The celebration of fruit at Christmas was not entirely novel, and was a well-established part of Christmas in colder climes. Dried fruits appeared in dishes such as plum pottage (later pudding), mince pies and both Twelfth Night and Christmas cakes. In the medieval world dried fruits were expensive luxury goods imported from the east, which added sweetness at a time when sugar was also rare, and so their use in pottages and baked goods at Christmas marked these dishes out as being celebratory fare, suitable for such a feast. Oranges, satsumas (mandarins), apples and nuts had also long played an important role in the British Christmas, and in the Victorian period would often appear in the stockings of excited children as much appreciated gifts from Santa Claus.

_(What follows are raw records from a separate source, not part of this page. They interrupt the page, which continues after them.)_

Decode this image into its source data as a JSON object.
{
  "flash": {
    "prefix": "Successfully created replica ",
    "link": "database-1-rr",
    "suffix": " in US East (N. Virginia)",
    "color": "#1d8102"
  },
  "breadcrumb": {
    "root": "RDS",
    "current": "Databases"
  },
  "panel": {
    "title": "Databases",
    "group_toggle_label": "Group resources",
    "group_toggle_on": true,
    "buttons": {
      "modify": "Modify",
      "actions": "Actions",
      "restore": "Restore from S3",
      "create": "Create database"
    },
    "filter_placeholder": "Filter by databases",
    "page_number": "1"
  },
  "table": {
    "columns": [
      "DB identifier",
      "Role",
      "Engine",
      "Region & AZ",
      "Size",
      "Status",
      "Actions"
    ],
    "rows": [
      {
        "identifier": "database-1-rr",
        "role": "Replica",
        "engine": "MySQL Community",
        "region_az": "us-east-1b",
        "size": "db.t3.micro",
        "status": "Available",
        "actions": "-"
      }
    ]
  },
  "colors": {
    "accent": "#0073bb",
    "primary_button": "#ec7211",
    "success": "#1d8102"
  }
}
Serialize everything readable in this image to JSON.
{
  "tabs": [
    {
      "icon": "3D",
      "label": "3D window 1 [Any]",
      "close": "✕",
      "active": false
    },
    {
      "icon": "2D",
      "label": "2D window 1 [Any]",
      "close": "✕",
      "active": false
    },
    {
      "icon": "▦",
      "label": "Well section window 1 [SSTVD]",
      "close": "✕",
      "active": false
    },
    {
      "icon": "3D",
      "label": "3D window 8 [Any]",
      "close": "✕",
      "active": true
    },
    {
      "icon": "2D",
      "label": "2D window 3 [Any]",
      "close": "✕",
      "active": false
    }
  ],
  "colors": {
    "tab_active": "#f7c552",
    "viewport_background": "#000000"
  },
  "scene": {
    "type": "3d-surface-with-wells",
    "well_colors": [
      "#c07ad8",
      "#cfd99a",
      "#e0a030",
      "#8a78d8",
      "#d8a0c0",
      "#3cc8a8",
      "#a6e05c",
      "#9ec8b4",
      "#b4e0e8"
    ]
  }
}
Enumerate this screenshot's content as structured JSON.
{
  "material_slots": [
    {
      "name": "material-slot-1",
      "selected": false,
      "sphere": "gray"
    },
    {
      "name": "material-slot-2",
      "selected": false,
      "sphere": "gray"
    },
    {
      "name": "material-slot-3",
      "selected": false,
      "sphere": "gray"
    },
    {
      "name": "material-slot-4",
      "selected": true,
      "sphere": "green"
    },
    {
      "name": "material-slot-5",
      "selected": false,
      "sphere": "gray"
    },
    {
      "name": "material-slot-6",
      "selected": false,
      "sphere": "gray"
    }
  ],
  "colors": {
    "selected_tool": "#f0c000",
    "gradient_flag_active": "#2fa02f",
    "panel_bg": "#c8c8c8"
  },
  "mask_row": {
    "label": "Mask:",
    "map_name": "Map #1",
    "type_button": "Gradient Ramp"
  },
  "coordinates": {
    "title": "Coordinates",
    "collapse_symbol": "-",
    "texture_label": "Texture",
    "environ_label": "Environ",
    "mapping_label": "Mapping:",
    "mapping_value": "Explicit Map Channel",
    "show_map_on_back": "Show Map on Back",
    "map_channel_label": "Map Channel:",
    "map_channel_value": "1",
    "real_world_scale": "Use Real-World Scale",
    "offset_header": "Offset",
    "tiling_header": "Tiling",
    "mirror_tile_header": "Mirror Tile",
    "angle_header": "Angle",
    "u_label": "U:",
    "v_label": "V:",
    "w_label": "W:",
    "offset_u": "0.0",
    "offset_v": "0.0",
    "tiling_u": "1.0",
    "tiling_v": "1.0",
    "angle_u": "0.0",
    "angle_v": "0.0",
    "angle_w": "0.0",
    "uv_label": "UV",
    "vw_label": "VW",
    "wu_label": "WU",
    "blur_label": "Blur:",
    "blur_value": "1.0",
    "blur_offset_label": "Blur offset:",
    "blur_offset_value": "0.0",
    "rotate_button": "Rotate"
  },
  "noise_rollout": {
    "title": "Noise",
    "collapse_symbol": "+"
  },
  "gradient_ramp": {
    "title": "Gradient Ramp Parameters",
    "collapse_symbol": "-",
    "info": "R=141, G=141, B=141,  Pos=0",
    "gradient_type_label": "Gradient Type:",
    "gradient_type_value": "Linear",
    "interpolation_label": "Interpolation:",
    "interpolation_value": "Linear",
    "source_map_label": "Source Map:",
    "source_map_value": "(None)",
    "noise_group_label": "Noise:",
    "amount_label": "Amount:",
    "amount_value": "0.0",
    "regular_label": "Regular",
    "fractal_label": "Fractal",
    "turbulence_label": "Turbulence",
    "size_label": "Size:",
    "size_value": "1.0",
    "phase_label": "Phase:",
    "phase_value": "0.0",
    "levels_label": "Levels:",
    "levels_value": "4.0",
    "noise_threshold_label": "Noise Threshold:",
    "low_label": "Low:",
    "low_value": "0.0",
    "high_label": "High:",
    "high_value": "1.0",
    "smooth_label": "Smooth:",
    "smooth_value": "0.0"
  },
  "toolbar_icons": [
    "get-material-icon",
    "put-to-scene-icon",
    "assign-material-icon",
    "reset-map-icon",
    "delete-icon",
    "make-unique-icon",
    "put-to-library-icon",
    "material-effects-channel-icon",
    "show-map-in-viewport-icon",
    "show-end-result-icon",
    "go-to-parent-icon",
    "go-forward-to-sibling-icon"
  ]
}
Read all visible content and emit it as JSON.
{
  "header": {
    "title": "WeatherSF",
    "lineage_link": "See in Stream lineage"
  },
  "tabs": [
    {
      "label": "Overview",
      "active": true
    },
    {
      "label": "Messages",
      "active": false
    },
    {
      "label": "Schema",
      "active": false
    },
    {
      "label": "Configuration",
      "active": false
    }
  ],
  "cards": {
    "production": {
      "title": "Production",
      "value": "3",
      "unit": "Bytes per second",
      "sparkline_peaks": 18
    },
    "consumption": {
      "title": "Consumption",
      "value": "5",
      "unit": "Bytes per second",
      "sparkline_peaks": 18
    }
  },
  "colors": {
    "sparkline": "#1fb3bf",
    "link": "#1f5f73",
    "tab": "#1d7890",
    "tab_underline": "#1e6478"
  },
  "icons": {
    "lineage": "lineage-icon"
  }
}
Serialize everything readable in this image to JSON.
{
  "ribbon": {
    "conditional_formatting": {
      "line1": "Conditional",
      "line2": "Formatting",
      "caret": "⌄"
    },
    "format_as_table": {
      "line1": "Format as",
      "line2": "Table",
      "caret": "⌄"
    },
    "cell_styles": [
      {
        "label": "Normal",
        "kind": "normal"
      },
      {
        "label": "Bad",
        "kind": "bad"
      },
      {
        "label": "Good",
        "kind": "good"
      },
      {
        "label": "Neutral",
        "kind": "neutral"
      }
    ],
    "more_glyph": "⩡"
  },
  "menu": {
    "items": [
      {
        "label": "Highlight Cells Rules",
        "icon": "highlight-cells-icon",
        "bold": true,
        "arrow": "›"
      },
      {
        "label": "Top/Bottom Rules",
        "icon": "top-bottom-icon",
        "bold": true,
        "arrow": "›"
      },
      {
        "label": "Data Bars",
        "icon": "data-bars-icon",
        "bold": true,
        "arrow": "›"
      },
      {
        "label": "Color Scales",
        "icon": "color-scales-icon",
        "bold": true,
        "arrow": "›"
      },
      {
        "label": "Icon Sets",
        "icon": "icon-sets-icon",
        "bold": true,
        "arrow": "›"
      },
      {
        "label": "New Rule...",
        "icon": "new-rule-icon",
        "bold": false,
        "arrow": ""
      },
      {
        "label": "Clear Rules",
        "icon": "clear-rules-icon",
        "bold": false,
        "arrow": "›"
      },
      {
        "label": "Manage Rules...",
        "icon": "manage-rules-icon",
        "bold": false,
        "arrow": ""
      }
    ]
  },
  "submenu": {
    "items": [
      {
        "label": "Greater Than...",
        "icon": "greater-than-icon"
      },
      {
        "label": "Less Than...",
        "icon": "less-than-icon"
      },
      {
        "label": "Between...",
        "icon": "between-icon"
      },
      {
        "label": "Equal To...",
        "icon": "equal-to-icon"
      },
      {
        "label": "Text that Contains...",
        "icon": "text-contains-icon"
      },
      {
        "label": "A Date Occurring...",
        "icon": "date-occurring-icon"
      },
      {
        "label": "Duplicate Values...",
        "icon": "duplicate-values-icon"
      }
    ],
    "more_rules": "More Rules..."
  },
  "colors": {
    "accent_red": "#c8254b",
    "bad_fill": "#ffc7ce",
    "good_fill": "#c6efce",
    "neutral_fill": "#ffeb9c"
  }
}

Apples and oranges, sometimes studded with cloves to form pomanders, were also used to decorate that other nineteenth-century innovation, the Christmas tree. So, the celebration of tropical fruit over Christmas in nineteenth century Australia is really an evolution of this tradition, and one that given our weather and great crop we were well-placed to run with. Mangoes did not necessary oust the pudding, but were added to the feast as an extra Australian offering. As the following description of a 1903 Christmas meal indicates, Australians still often kept to tradition, but welcomed these new additions:
“I write in the afternoon, after a good dinner. A turkey, ham, and potatoes; a big plum-pudding and custard, followed by some mangoes and bananas and some muscatels and almonds. Truly, a good dinner”“Christmas Time: along the line,” in The North Queensland Registrar, 4 January 1904, p21
While fruits such as mangoes do not appear to have ever been left in stockings by Santa as oranges or satsumas may have been, they did become a traditional gift for friends and family over the season. Giving cases of fruit, commonly mangoes, evolved as a popular practice which continues today. Relatives from far north Queensland would often send crates of fruit to their relatives in cooler climes down south. These offerings soon became predictable enough that by 1945 one less than impressed recipient complained;
One hates to offend people, but if we get another Christmas box that includes mangoes, pineapples or a watermelon I’ll scream, I know I will.“Our First Peacetime Christmas” The Rockhampton Morning Bulletin, 21st December 1945
And so it was that, like the pudding, a box of mangoes or cherries became an indispensable part of the Australian Christmas for so many. A favoured gift, a celebration of our season, a signifier of our emerging identity and a very Australian take on a Victorian tradition. Today, nothing says Christmas more to Australians than the intoxicating aroma of overripe mangoes, mixed with the essence of perspiring pine needles.
Second helpings of pudding, and an extra slice of mango
 Marcus Clarke, Australasian, 26 December 1868, cited in Barbara Santich, In the Land of the Magic Pudding: a gastronomic miscellany (Kent Town, South Australia: Wakefield Press, 2000) 25-26.
 Meringues at twenty paces!! For a discussion of the fiercely contested ‘Pavlova Wars’ see Helen Leach, The Pavola Story: a slice of New Zealand’s culinary history (Dunedin: Otago University Press, 2008), pp11-31.
 ‘Commercial’, in the Evening News (Sydney), 22 December, 1910, p7
Madeline’s book, Christmas Food and Feasting – a history, is published by Rowan & Littlefield.